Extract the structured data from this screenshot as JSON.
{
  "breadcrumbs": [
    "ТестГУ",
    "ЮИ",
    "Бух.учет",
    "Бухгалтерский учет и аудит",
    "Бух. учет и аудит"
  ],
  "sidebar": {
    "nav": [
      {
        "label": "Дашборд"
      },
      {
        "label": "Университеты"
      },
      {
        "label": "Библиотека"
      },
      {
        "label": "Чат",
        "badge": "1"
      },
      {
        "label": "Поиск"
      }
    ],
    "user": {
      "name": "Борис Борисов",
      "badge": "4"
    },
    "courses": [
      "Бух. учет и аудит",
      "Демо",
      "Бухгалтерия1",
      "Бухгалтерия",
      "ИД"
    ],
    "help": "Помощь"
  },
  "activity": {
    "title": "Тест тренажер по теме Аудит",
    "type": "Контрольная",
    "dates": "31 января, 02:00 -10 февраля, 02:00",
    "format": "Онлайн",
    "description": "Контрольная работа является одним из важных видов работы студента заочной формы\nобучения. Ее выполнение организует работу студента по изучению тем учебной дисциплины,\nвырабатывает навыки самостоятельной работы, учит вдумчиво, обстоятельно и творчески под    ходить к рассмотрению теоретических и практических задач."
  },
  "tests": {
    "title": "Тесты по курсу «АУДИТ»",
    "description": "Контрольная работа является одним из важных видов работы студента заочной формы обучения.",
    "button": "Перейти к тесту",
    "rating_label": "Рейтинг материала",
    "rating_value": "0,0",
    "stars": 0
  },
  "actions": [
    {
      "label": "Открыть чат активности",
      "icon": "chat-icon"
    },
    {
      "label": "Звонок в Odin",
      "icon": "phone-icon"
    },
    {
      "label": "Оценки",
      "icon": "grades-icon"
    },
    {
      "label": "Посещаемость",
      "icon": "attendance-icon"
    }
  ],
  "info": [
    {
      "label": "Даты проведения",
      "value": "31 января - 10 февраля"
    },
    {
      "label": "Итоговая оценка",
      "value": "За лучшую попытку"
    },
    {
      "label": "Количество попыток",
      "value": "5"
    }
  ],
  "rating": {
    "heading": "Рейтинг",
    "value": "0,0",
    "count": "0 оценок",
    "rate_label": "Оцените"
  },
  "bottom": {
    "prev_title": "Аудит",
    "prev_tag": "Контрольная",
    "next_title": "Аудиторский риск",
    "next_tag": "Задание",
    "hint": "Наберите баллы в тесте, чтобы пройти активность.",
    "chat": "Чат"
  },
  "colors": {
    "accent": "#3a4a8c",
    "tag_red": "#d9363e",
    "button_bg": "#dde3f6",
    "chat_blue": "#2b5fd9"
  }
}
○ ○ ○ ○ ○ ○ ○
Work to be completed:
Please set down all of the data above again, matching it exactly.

Result of the exercise:
Extract the structured data from this screenshot as JSON.
{
  "breadcrumbs": [
    "ТестГУ",
    "ЮИ",
    "Бух.учет",
    "Бухгалтерский учет и аудит",
    "Бух. учет и аудит"
  ],
  "sidebar": {
    "nav": [
      {
        "label": "Дашборд"
      },
      {
        "label": "Университеты"
      },
      {
        "label": "Библиотека"
      },
      {
        "label": "Чат",
        "badge": "1"
      },
      {
        "label": "Поиск"
      }
    ],
    "user": {
      "name": "Борис Борисов",
      "badge": "4"
    },
    "courses": [
      "Бух. учет и аудит",
      "Демо",
      "Бухгалтерия1",
      "Бухгалтерия",
      "ИД"
    ],
    "help": "Помощь"
  },
  "activity": {
    "title": "Тест тренажер по теме Аудит",
    "type": "Контрольная",
    "dates": "31 января, 02:00 -10 февраля, 02:00",
    "format": "Онлайн",
    "description": "Контрольная работа является одним из важных видов работы студента заочной формы\nобучения. Ее выполнение организует работу студента по изучению тем учебной дисциплины,\nвырабатывает навыки самостоятельной работы, учит вдумчиво, обстоятельно и творчески под    ходить к рассмотрению теоретических и практических задач."
  },
  "tests": {
    "title": "Тесты по курсу «АУДИТ»",
    "description": "Контрольная работа является одним из важных видов работы студента заочной формы обучения.",
    "button": "Перейти к тесту",
    "rating_label": "Рейтинг материала",
    "rating_value": "0,0",
    "stars": 0
  },
  "actions": [
    {
      "label": "Открыть чат активности",
      "icon": "chat-icon"
    },
    {
      "label": "Звонок в Odin",
      "icon": "phone-icon"
    },
    {
      "label": "Оценки",
      "icon": "grades-icon"
    },
    {
      "label": "Посещаемость",
      "icon": "attendance-icon"
    }
  ],
  "info": [
    {
      "label": "Даты проведения",
      "value": "31 января - 10 февраля"
    },
    {
      "label": "Итоговая оценка",
      "value": "За лучшую попытку"
    },
    {
      "label": "Количество попыток",
      "value": "5"
    }
  ],
  "rating": {
    "heading": "Рейтинг",
    "value": "0,0",
    "count": "0 оценок",
    "rate_label": "Оцените"
  },
  "bottom": {
    "prev_title": "Аудит",
    "prev_tag": "Контрольная",
    "next_title": "Аудиторский риск",
    "next_tag": "Задание",
    "hint": "Наберите баллы в тесте, чтобы пройти активность.",
    "chat": "Чат"
  },
  "colors": {
    "accent": "#3a4a8c",
    "tag_red": "#d9363e",
    "button_bg": "#dde3f6",
    "chat_blue": "#2b5fd9"
  }
}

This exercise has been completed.